The Mexican flag is back on the streets of Los Angeles after several years of political exile.
Four years ago, Miguel Haro was among half a million people who marched for immigrant rights in downtown L.A. At the urging of organizers and Spanish-language disc jockeys, he left his Mexican flag at home and waved an American flag instead.
Concerned that the Mexican flag carried the wrong message, Mexican American political leaders and other activists launched a largely successful effort to have people at public events, particularly protest marches, wave the American flag, believing it to be a better symbol for their case.
But with the World Cup in full swing, Haro proudly has affixed his Mexican flag to his Toyota RAV4 and cheered for the team of his parents. The American flag is fine for politics, he said, but this is soccer.
"My allegiance is to America, no doubt about it, and I'd think I wouldn't have to prove it," said Haro, a 25-year-old utility worker. "But when I wave the Mexican flag for soccer, it's strictly cultural. It's showing I'm proud of my Mexican background."
After years of being downplayed at large political rallies that regularly punctuated the L.A. landscape, the World Cup has given the Mexican flag some of its big event presence back.
The red, white and green banners hang from cars on the freeway, wave inside countless bars and eateries during games and are even held proudly by cyclists riding through downtown L.A.
With the Mexican team having survived preliminary rounds and scheduled to play Sunday against Argentina in the Round of 16, fan loyalty — and flags — are likely to be at a highly visible peak.
To some, it is a disconcerting image.
In Southern California's huge immigrant communities, home-nation flags are ubiquitous.
During the World Cup, sales have been brisk for South Korean flags as well as countries with big soccer followings such as Brazil, England and Spain.

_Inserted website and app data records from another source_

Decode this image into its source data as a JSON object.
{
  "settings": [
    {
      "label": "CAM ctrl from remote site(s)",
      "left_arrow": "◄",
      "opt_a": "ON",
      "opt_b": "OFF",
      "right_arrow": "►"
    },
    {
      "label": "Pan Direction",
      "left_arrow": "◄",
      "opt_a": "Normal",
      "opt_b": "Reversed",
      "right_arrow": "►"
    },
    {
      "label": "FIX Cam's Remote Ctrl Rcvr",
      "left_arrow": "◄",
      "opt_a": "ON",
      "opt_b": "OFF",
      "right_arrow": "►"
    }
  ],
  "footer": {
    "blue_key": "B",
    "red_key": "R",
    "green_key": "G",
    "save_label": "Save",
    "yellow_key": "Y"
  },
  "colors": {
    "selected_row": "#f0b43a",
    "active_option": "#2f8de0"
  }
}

Displays of those banners are largely noncontroversial.
But the Mexican flag is different. The American political debate over immigration — illegal immigration in particular — is largely a debate over Mexicans. And few symbols in that debate have carried as much political weight as the Mexican flag.
The presence of Mexican flags at protests and marches over the last decade became flashpoints, with critics saying the displays suggested that immigrants felt loyalty to Mexico rather than the United States.

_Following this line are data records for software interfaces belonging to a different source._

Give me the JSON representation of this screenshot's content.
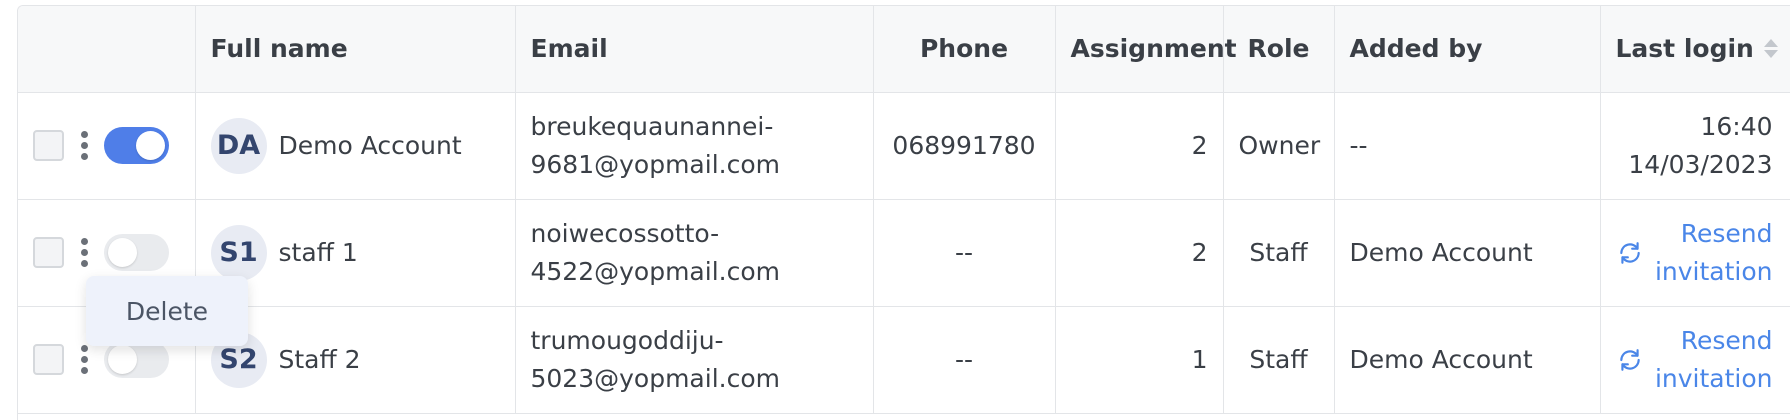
{
  "table": {
    "headers": {
      "full_name": "Full name",
      "email": "Email",
      "phone": "Phone",
      "assignment": "Assignment",
      "role": "Role",
      "added_by": "Added by",
      "last_login": "Last login"
    },
    "rows": [
      {
        "avatar": "DA",
        "name": "Demo Account",
        "email_line1": "breukequaunannei-",
        "email_line2": "9681@yopmail.com",
        "phone": "068991780",
        "assignment": "2",
        "role": "Owner",
        "added_by": "--",
        "last_login_time": "16:40",
        "last_login_date": "14/03/2023",
        "active": true
      },
      {
        "avatar": "S1",
        "name": "staff 1",
        "email_line1": "noiwecossotto-",
        "email_line2": "4522@yopmail.com",
        "phone": "--",
        "assignment": "2",
        "role": "Staff",
        "added_by": "Demo Account",
        "resend_line1": "Resend",
        "resend_line2": "invitation",
        "active": false
      },
      {
        "avatar": "S2",
        "name": "Staff 2",
        "email_line1": "trumougoddiju-",
        "email_line2": "5023@yopmail.com",
        "phone": "--",
        "assignment": "1",
        "role": "Staff",
        "added_by": "Demo Account",
        "resend_line1": "Resend",
        "resend_line2": "invitation",
        "active": false
      }
    ]
  },
  "context_menu": {
    "delete_label": "Delete"
  },
  "icons": {
    "kebab": "more-vertical-icon",
    "refresh": "refresh-icon",
    "sort": "sort-icon"
  },
  "colors": {
    "accent": "#4f7ee8",
    "link": "#4a86e8",
    "header_bg": "#f7f8f9",
    "border": "#e3e5e8"
  }
}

"Anytime a flag gets caught up in national politics, it becomes a potent symbol," said Jaime Regalado, a political science professor at Cal State L.A.

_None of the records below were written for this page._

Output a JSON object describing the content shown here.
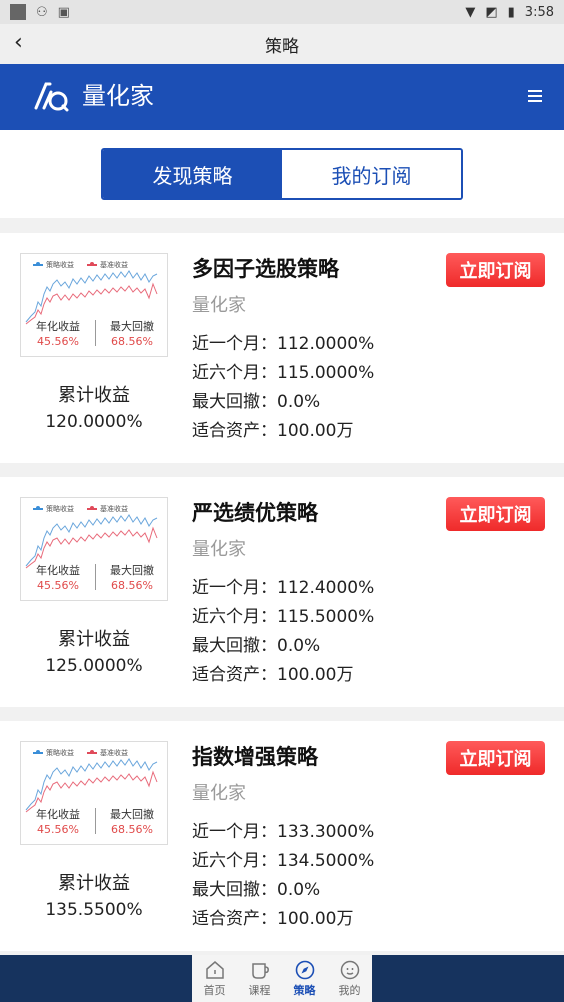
{
  "status": {
    "time": "3:58"
  },
  "header": {
    "title": "策略"
  },
  "brand": {
    "name": "量化家"
  },
  "tabs": [
    {
      "label": "发现策略",
      "active": true
    },
    {
      "label": "我的订阅",
      "active": false
    }
  ],
  "thumb": {
    "legend_strategy": "策略收益",
    "legend_bench": "基准收益",
    "annual_label": "年化收益",
    "annual_value": "45.56%",
    "dd_label": "最大回撤",
    "dd_value": "68.56%"
  },
  "strategies": [
    {
      "name": "多因子选股策略",
      "author": "量化家",
      "cum_label": "累计收益",
      "cum_value": "120.0000%",
      "month": "近一个月：112.0000%",
      "six_month": "近六个月：115.0000%",
      "max_dd": "最大回撤：0.0%",
      "capital": "适合资产：100.00万",
      "subscribe": "立即订阅"
    },
    {
      "name": "严选绩优策略",
      "author": "量化家",
      "cum_label": "累计收益",
      "cum_value": "125.0000%",
      "month": "近一个月：112.4000%",
      "six_month": "近六个月：115.5000%",
      "max_dd": "最大回撤：0.0%",
      "capital": "适合资产：100.00万",
      "subscribe": "立即订阅"
    },
    {
      "name": "指数增强策略",
      "author": "量化家",
      "cum_label": "累计收益",
      "cum_value": "135.5500%",
      "month": "近一个月：133.3000%",
      "six_month": "近六个月：134.5000%",
      "max_dd": "最大回撤：0.0%",
      "capital": "适合资产：100.00万",
      "subscribe": "立即订阅"
    }
  ],
  "nav": [
    {
      "label": "首页",
      "icon": "home-icon",
      "active": false
    },
    {
      "label": "课程",
      "icon": "course-icon",
      "active": false
    },
    {
      "label": "策略",
      "icon": "compass-icon",
      "active": true
    },
    {
      "label": "我的",
      "icon": "profile-icon",
      "active": false
    }
  ],
  "colors": {
    "brand_blue": "#1c4fb5",
    "subscribe_red": "#ef2a2a",
    "footer_navy": "#16335e"
  }
}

But the widespread display of the flag at soccer matches — and the relative lack of controversy surrounding it so far — suggest that the symbolism is less inflammatory when put in the context of sports, not politics.
In a Volkswagen commercial, a parade of fans, including American and Mexican soccer fans, march loudly down separate streets while hoisting their nation's flags, only to meet in the middle, where they face off tensely. Then, after a moment, they happily exchange their national team jerseys.
Reality may not be quite that cheerful, but David Carter, executive director of the USC Sports Institute, said sports fans "regardless of their background and ethnicity tend to compartmentalize sports and other, everyday activities."
"Showing your heritage during a sports event," he added, "is very different than showing your heritage in a controversial way during a political demonstration."
These days, the flag is also big business.
"The Mexican national team is one of the great sports brands in the United States," said Michael Hitchcock, managing partner of Playbook Management International, a sports marketing firm.
The display of the flag is a major part of that branding, he said. When it comes to advertising, "it's all about the country's flags and national teams fans," he said.
Some longtime immigration activists are pleased to see the flag back on the street after years of relative political banishment.
Activist Javier Rodriguez, 60, said he didn't argue for replacing the Mexican flag with the American one at major rallies. But he was not happy about how the Mexican flag came to be demonized by some.
"The flag just infuriates the other side," he said.
Rodriguez said immigrant-rights organizers have debated the polarizing effect the Mexican flag has at large gatherings since at least 1994, when Proposition 187 was on the ballot. But the 2006 downtown rally was the most dramatic example of the move to replace the Mexican flag with the American flag at rallies because the event was so well organized and received so much media attention.
Beyond the debate over politics or even soccer, the Mexican flag has a far more personal and bittersweet symbolism for many who have been waving it during the games.